Directions for this task:
Below are some entries; state how many of their lines contain the word "Build", with nothing else in the reply.

--- Record set Enclosed Below ---

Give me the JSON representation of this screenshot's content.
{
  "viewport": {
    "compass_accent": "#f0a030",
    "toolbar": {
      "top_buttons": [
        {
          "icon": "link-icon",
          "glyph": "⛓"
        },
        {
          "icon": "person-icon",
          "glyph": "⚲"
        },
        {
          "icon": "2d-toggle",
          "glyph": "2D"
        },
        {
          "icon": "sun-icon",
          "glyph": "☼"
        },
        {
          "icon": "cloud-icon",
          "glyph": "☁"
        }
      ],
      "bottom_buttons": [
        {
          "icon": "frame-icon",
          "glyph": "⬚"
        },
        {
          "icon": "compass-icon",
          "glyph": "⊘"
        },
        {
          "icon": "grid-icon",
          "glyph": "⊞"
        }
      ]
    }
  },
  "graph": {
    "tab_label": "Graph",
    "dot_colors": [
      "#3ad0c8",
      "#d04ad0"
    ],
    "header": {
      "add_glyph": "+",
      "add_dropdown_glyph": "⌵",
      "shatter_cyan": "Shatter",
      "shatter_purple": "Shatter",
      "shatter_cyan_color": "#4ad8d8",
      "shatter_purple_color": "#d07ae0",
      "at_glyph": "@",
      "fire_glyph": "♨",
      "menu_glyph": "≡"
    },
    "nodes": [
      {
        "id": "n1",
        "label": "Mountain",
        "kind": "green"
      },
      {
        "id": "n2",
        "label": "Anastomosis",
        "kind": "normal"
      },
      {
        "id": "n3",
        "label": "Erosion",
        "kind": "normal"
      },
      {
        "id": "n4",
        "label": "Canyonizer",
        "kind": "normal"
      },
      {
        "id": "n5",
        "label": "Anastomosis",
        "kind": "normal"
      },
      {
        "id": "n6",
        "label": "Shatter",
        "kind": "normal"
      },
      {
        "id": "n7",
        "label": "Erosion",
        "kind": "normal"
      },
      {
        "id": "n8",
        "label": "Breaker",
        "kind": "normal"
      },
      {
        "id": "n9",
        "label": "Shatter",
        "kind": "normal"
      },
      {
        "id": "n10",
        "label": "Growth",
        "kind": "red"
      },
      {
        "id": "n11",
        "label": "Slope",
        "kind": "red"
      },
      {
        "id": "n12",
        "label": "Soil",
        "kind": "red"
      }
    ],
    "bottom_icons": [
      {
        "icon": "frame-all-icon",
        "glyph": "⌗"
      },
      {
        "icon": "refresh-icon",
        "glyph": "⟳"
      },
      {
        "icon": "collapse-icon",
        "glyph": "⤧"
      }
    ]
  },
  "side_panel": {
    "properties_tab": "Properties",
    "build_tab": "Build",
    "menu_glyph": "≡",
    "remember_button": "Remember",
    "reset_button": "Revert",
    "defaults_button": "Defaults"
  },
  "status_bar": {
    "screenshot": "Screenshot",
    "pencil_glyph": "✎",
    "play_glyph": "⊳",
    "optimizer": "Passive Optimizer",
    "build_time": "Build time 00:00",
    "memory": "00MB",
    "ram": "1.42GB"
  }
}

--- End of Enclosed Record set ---

The completed task:
2